Reviewed by: HU Medical Review Board | Last reviewed: June 2023
Aldosterone antagonists are a type of drug prescribed for people with heart failure and high blood pressure. Aldosterone antagonists can lower the risk of sudden cardiac death by about 20 percent in people who have heart failure or a problem with the left ventricle of their heart.1,2
Treatment goals of aldosterone antagonists include:1,2
- Improved heart function or delayed progression of heart failure
- Symptom relief
- Reduced risk of hospitalization for heart failure
- Reduced risk of death from heart failure
Aldosterone antagonists are sometimes called aldosterone receptor blockers.1,2
How do aldosterone antagonists work?
Aldosterone antagonists work by blocking the effects of the hormone aldosterone. Aldosterone makes your kidneys retain salt and water, which raises your blood pressure. By blocking aldosterone, these drugs allow your kidneys to release excess water and salt from your blood. This helps lower your blood pressure and reduce fluid buildup around your heart.1
Aldosterone antagonists used to treat heart failure include:1,2
- Aldactone®, CaroSpir® (spironolactone)
- Inspra® (eplerenone)
What are the possible side effects?
Side effects can vary depending on the specific drug you are taking. The most common side effects of aldosterone antagonists include:1,2
- High potassium levels (hyperkalemia)
- Kidney problems
- Dizziness or lightheadedness
- Diarrhea, nausea, or vomiting
- Breast enlargement or tenderness (gynecomastia)
These are not all the possible side effects of aldosterone antagonists. Talk to your doctor about what to expect when taking an aldosterone antagonist. You also should call your doctor if you have any changes that concern you when taking an aldosterone antagonist.
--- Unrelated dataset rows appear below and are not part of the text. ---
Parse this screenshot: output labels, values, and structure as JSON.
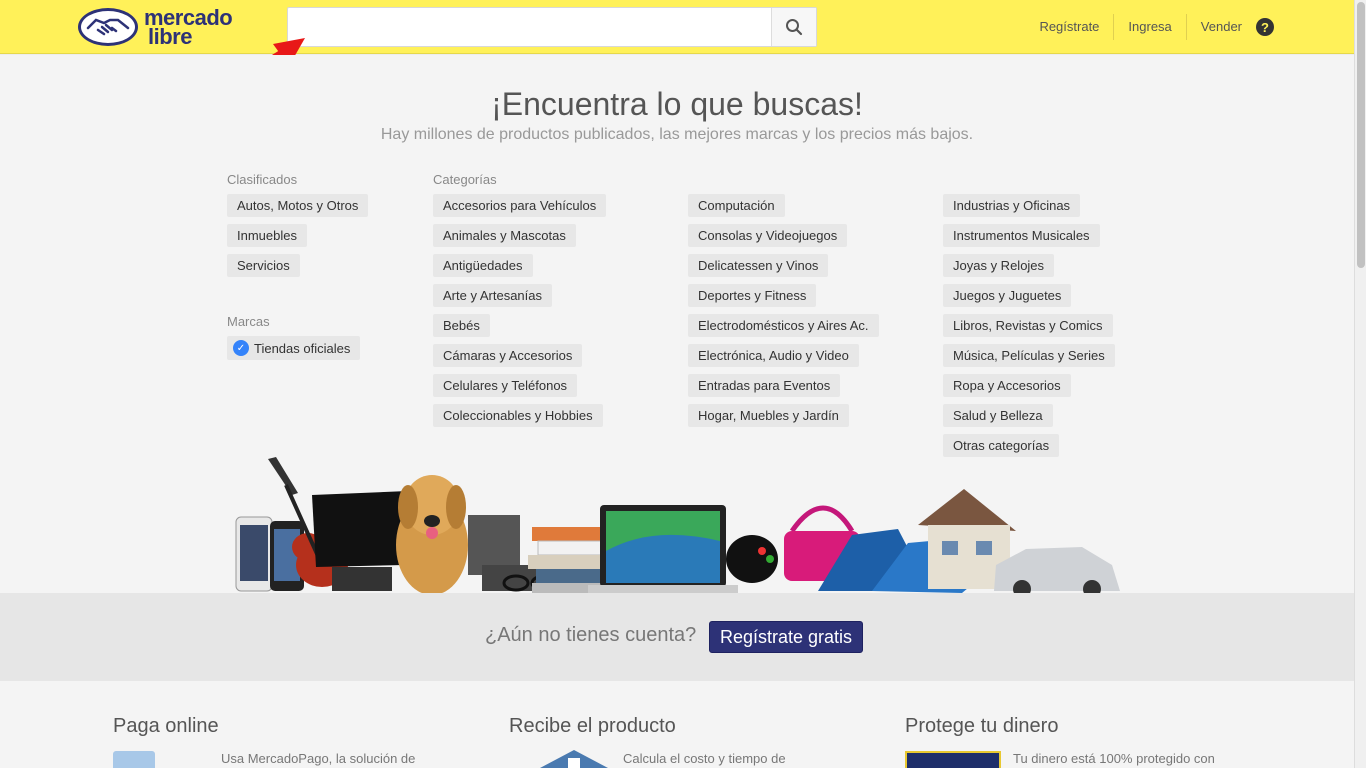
{
  "header": {
    "logo_line1": "mercado",
    "logo_line2": "libre",
    "search_value": "",
    "search_placeholder": "",
    "nav": [
      "Regístrate",
      "Ingresa",
      "Vender"
    ],
    "help_symbol": "?",
    "accent_color": "#fff159",
    "brand_color": "#2d3277"
  },
  "hero": {
    "title": "¡Encuentra lo que buscas!",
    "subtitle": "Hay millones de productos publicados, las mejores marcas y los precios más bajos."
  },
  "clasificados": {
    "title": "Clasificados",
    "items": [
      "Autos, Motos y Otros",
      "Inmuebles",
      "Servicios"
    ]
  },
  "marcas": {
    "title": "Marcas",
    "items": [
      "Tiendas oficiales"
    ]
  },
  "categorias": {
    "title": "Categorías",
    "col1": [
      "Accesorios para Vehículos",
      "Animales y Mascotas",
      "Antigüedades",
      "Arte y Artesanías",
      "Bebés",
      "Cámaras y Accesorios",
      "Celulares y Teléfonos",
      "Coleccionables y Hobbies"
    ],
    "col2": [
      "Computación",
      "Consolas y Videojuegos",
      "Delicatessen y Vinos",
      "Deportes y Fitness",
      "Electrodomésticos y Aires Ac.",
      "Electrónica, Audio y Video",
      "Entradas para Eventos",
      "Hogar, Muebles y Jardín"
    ],
    "col3": [
      "Industrias y Oficinas",
      "Instrumentos Musicales",
      "Joyas y Relojes",
      "Juegos y Juguetes",
      "Libros, Revistas y Comics",
      "Música, Películas y Series",
      "Ropa y Accesorios",
      "Salud y Belleza",
      "Otras categorías"
    ]
  },
  "register_band": {
    "question": "¿Aún no tienes cuenta?",
    "button": "Regístrate gratis"
  },
  "features": [
    {
      "title": "Paga online",
      "text": "Usa MercadoPago, la solución de"
    },
    {
      "title": "Recibe el producto",
      "text": "Calcula el costo y tiempo de"
    },
    {
      "title": "Protege tu dinero",
      "text": "Tu dinero está 100% protegido con"
    }
  ]
}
Other things to know
Before taking an aldosterone antagonist, tell your doctor if you have:1,2
- Liver problems, including cirrhosis and ascites
- High potassium levels
- Addison's disease
Aldosterone antagonists can raise potassium levels. Do not take potassium supplements or potassium-sparing diuretics (water pills) while taking an aldosterone antagonist. If you are taking an aldosterone antagonist and following a low-sodium diet, you should also avoid salt substitutes that contain potassium chloride.1,2
Before beginning treatment for heart failure, tell your doctor about all your health conditions and any other drugs, vitamins, or supplements you take. This includes over-the-counter drugs.